What is a Residential VPN?

3 min

Defining Residential VPN

A residential VPN is a type of virtual network that routes web requests through residential IP addresses that are assigned by actual internet service providers (ISP). These IP blocks are dedicated and verified, and therefore allow you to appear as a regular user browsing or surfing from that specific location.

To provide an example for the sake of clarity, consider a person sitting in China. He is using tuxler VPN driven by a residential IP of a city in the United States to mask himself. To any web service that he interacts with (such as Google Search or Reddit), he will appear as a user from that city in the United States. The best part is that he will appear to be using a residential IP given out by a real ISP like Comcast or Verizon.
Such type of a virtual private network is considered the safest because of the quality of anonymity. When compared with VPNs that depend on data centers, dedicated IPs take precedence due to their higher level of protection and genuineness.

What is a Residential IP Address?

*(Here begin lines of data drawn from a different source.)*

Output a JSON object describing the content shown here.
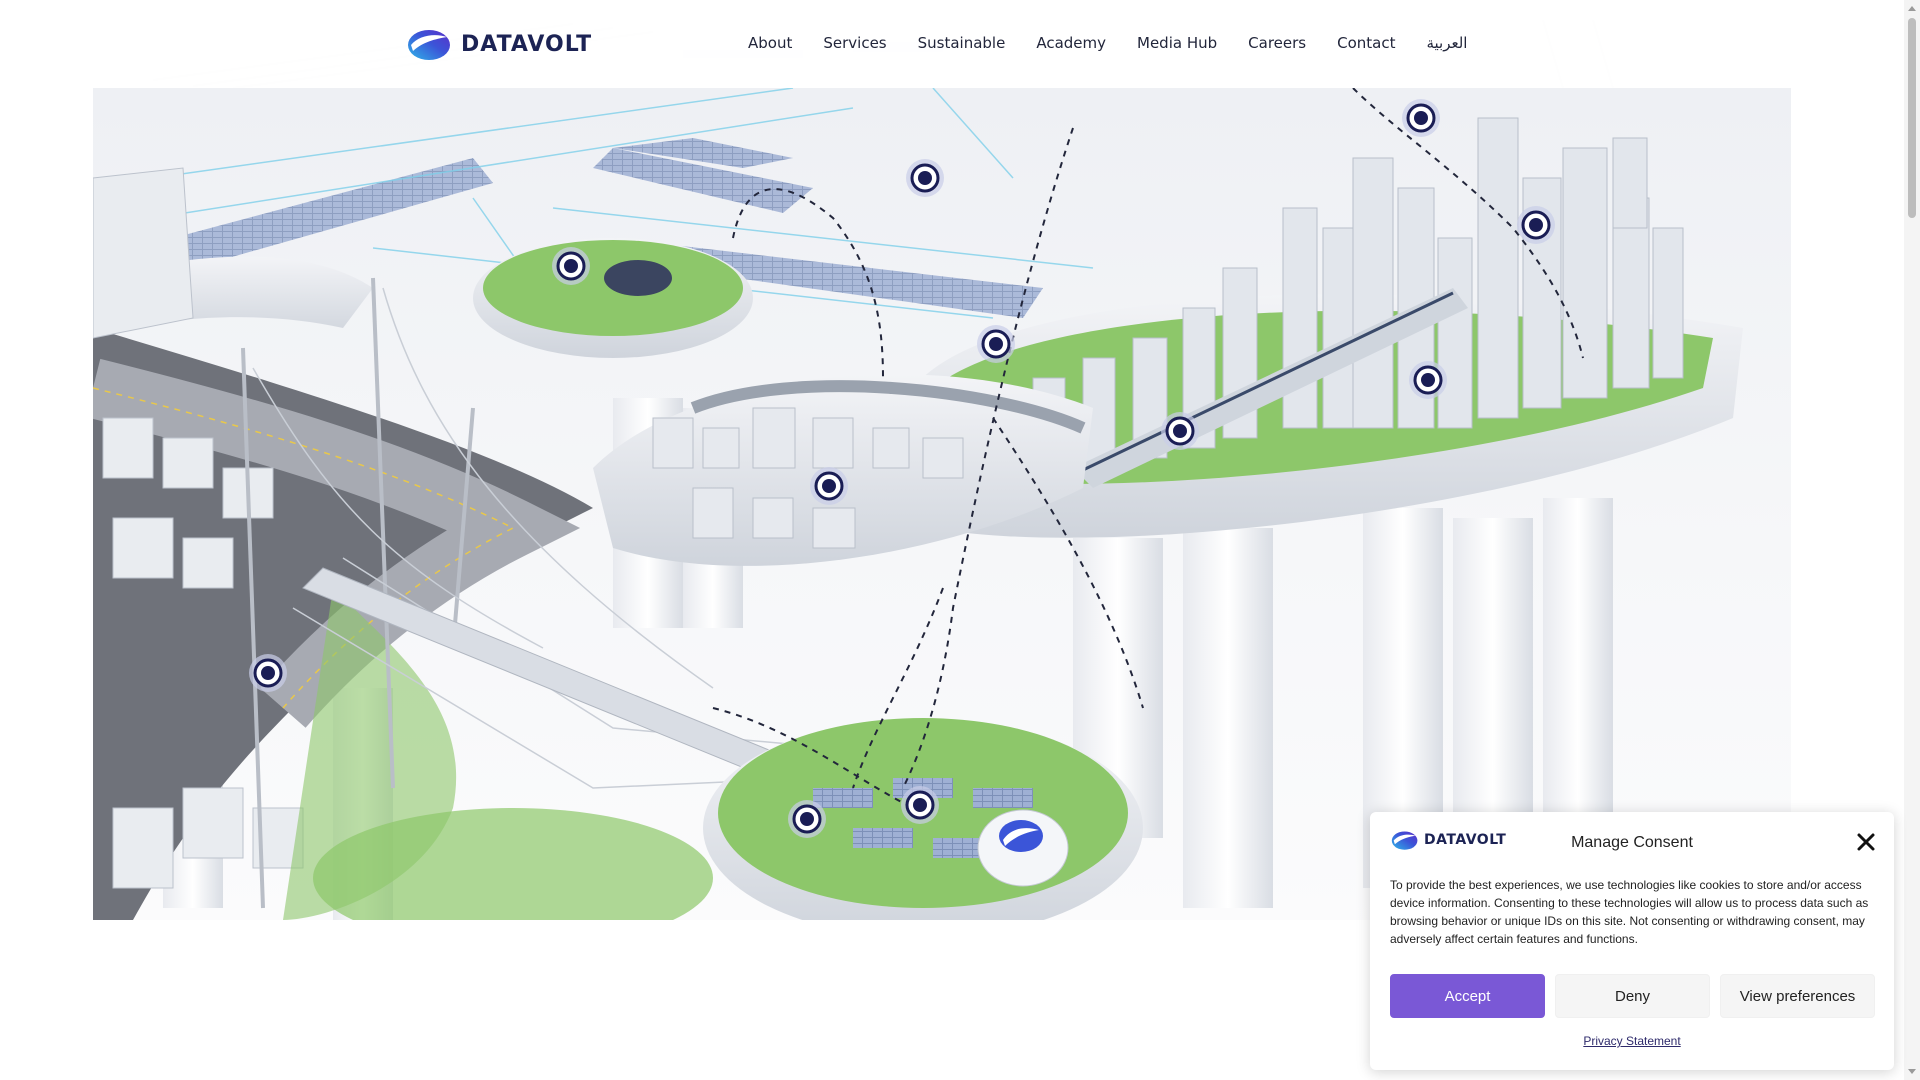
{
  "brand": {
    "name": "DATAVOLT",
    "logo_icon": "datavolt-swoosh-icon",
    "colors": {
      "navy": "#1c2354",
      "blue": "#3b6fd8",
      "purple": "#6b3fd4",
      "accent_button": "#7a58d6"
    }
  },
  "nav": {
    "items": [
      {
        "label": "About"
      },
      {
        "label": "Services"
      },
      {
        "label": "Sustainable"
      },
      {
        "label": "Academy"
      },
      {
        "label": "Media Hub"
      },
      {
        "label": "Careers"
      },
      {
        "label": "Contact"
      },
      {
        "label": "العربية"
      }
    ]
  },
  "hero": {
    "image_icon": "smart-city-illustration-icon",
    "hotspot_icon": "location-hotspot-icon"
  },
  "consent": {
    "title": "Manage Consent",
    "text": "To provide the best experiences, we use technologies like cookies to store and/or access device information. Consenting to these technologies will allow us to process data such as browsing behavior or unique IDs on this site. Not consenting or withdrawing consent, may adversely affect certain features and functions.",
    "accept_label": "Accept",
    "deny_label": "Deny",
    "preferences_label": "View preferences",
    "privacy_link": "Privacy Statement"
  }
}
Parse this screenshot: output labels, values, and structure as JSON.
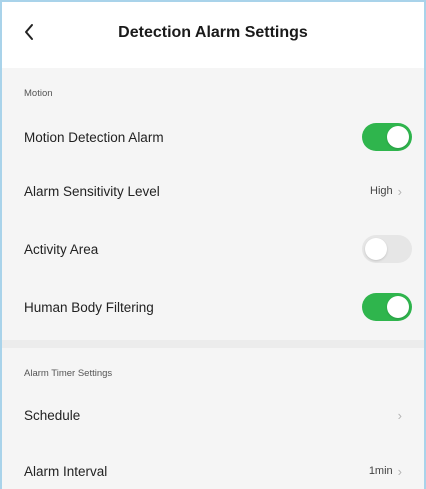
{
  "header": {
    "title": "Detection Alarm Settings"
  },
  "sections": [
    {
      "label": "Motion",
      "items": [
        {
          "label": "Motion Detection Alarm",
          "toggle": true
        },
        {
          "label": "Alarm Sensitivity Level",
          "value": "High"
        },
        {
          "label": "Activity Area",
          "toggle": false
        },
        {
          "label": "Human Body Filtering",
          "toggle": true
        }
      ]
    },
    {
      "label": "Alarm Timer Settings",
      "items": [
        {
          "label": "Schedule",
          "value": ""
        },
        {
          "label": "Alarm Interval",
          "value": "1min"
        }
      ]
    }
  ],
  "colors": {
    "toggle_on": "#2fb54d",
    "toggle_off": "#e6e6e6",
    "chevron": "#b5b5b5"
  },
  "icons": {
    "back": "chevron-left-icon",
    "chevron": "chevron-right-icon"
  }
}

A residential IP address is an internet connection assigned by local or national ISP to a real subscriber based in that city/town. Since such IPs have real details attached to them, websites tend to trust them more and avoid scrutiny as is common for generic VPNs. This naturally provides better cloaking and trustworthiness while avoiding any surveillance which is on the rise.
VPN based on residential IP addresses are also known for their anti-spam quality, large network, and end-to-end encryption. tuxlerVPN is one of the leading providers of such type. In December 2019, we also began providing data center IPs to our patrons.

What is a Residential Proxy?

The thin line between a proxy server and a VPN can be described by the existence of a server attached to a real, physical address in the former. A residential proxy server, therefore, is a server that uses a residential IP to surf the internet.
They are relatively more expensive and are generally used by large organizations and IT hubs. A common application is to gain access to websites with regional as well as IP-level restrictions.

How does a Residential VPN Work?

It’s a simple mechanism that banks on user permission (PDF). When you decide to use a free residential VPN, say through an Android smartphone or a Windows desktop computer, you automatically agree to the terms and conditions of the provider as well as agree to share your internet connection with the provider’s pool. In return, you receive a qualified IP address for your personal use.

This exchange of IP addresses is essentially what forms the residential VPN pool. The larger the pool the better your chances of finding an IP of a city that you are targeting. This is why you should choose a residential VPN provider that has a populated pool with verified, valid, and dedicated IP addresses. A paying user has an advantage where he does not have to share his internet connection with the pool.

Such a system is effective mainly because web services generally tend to turn a blind eye to requests coming from residential IPs. On the other hand, if it’s a data center IP, they may be compelled to check the nature of the request and block it for some reason, also depending upon that IP’s history. This is also the reason why most free VPNs based on data center IPs tend to provide low-quality cloaking. The VPN may look like it is working, but it is just mimicking the routing process.

It will not be wrong to say that a dedicated residential VPN is the safest and a growingly popular virtual network today. Although it has its share of cons, it provides better anonymity, unrestricted access, and even city-level proxy servers.

If you are new to this concept, you can try out our free residential IP VPN that comes as a nifty Google Chrome browser extensionClick here to install tuxler VPN and experience the next level of virtual private networking. Now also with the option to choose between a data center or a residential IP.

BackNext article